2.      Markings. Critical locations such as the main entrance gate should be marked. There should also be signage above every door (Figure 2)—both inside and outside—and signage to identify specific hazard areas to aid first responders with navigating the site.

3.      Accountability. Hi-visibility ID vests can assist with identifying who is the point of contact for the site.  Green lights on security vehicles help to identify the location of data center staff.

4.      Unified command. Integration of data center staff members into the unified command aids the Incident Commander (IC) with tactical considerations and finalizing the incident action plan (IAP). The IC seeks to account for all employees and determine if any are injured. The IC also seeks to verify where the fire alarm is sounding, and what fire suppression systems, gas detection and building systems are onsite and if they have activated.
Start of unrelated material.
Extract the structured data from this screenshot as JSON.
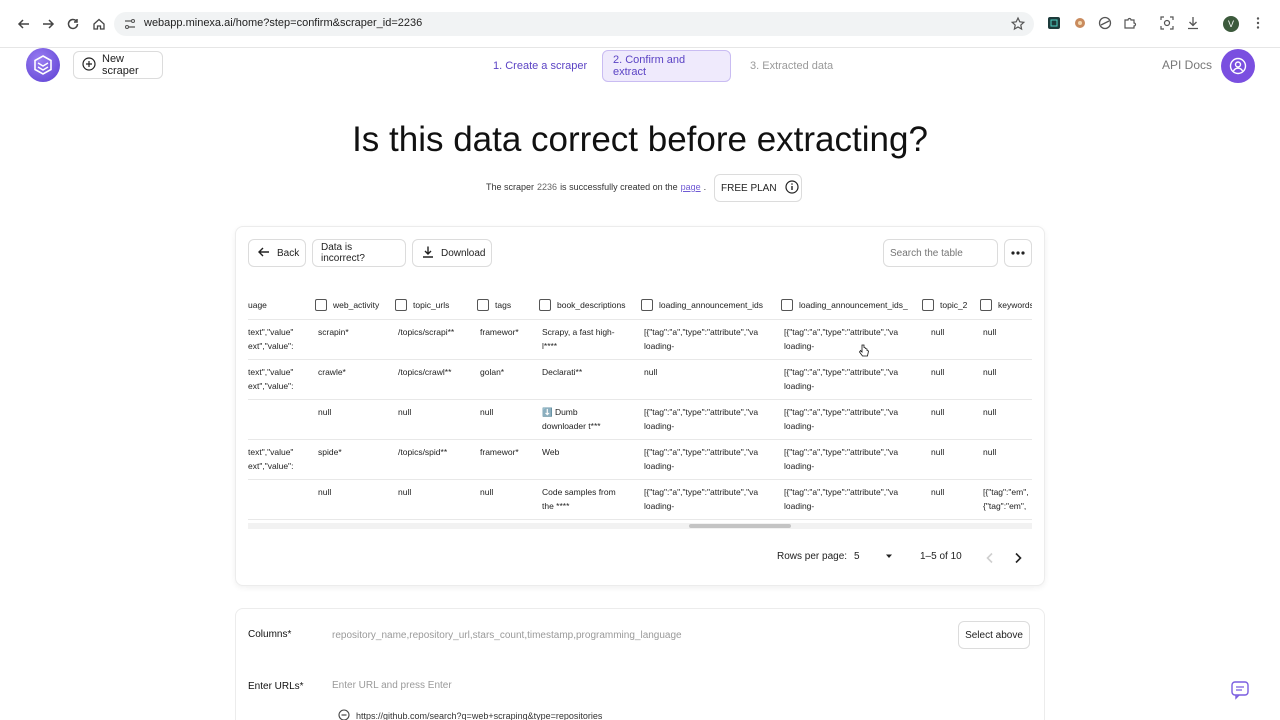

5.      Building camera access. Interior video feeds are critical for incident size-up. Having the ability to see if the battery modules in thermal runaway can help firefighters determine where and when to enter the building. It also allows the building engineer to provide directions for the interior crews without having to enter an immediately dangerous to life or health (IDLH) atmosphere. 

Figure 2. Entrance to the Loudoun County Combined Fire and Rescue System

Due to the challenges outlined in this article, the Loudoun County Combined Fire and Rescue System (LCCFRS) has developed a data center emergency response manual. Loudoun County is considered the “Data Center Capital of the World” and is home to more than 200 hundred data centers operated by the world’s largest data center companies. 

LCCFRS is leading an initiative to develop emergency response considerations and guides for data centers for first responders. LCCFRS is currently working directly with the data center coalition and large data center companies to better understand these complex facilities, including proprietary building systems and security measures. In addition, LCCFRS is also working with the lead safety professionals at these facilities to provide their employees with an interactive fire safety plan. The goal is to ensure that everyone goes home. 

First printed in the June 2023 edition of Security Technology.

Adam Barowy is a research engineer at the UL Fire Safety Research Institute (FSRI) where he researches fire and explosion hazards from lithium-ion batteries. Barowy works with the fire service to improve situational awareness and develop effective strategies for mitigating hazards at lithium-ion incidents. He has developed UL Standards and Test Methods, and evaluated emerging fire hazards, and new and innovative fire protection solutions. Barowy advanced UL’s capabilities for evaluating the fire safety of energy storage technologies and led UL's large scale battery fire testing program. His career started at NIST where he conducted burns of acquired structures to enable improved firefighting tactics, reconstructed LODD/injury fire incidents and evaluated firefighting equipment. Barowy holds an MS in Fire Protection Engineering from WPI and B.S. in Mechanical Engineering from UMass Amherst.

Jasen Dodson is the emerging technologies battalion chief for Loudoun County Fire and Rescue and is currently assigned to the Data Center Alley of Loudoun County.  Dodson has served the department for 20 years. He has been a hazmat technician for 19 years, served as the safety officer for LCFR and the National Medical Response Team DC-1 (State of the Unions and Presidential Inaugurations deployments). Dodson was the author of the Loudoun County Fire and Rescue Fire Station Design Manual and is currently the chairman of the Northern Virginia Emergency Response System (NVERS) Emerging Technologies Work Group and sits on the Council of Governments (COG) ESS/EV Committee. The NVERS Emerging Technologies Work Group is currently reviewing the Data Center Response Manual, researching, and developing training programs for data centers, energy storage systems, electric vehicles, photovoltaic, wind, alternative energy sources (hydrogen), and hazard mitigation.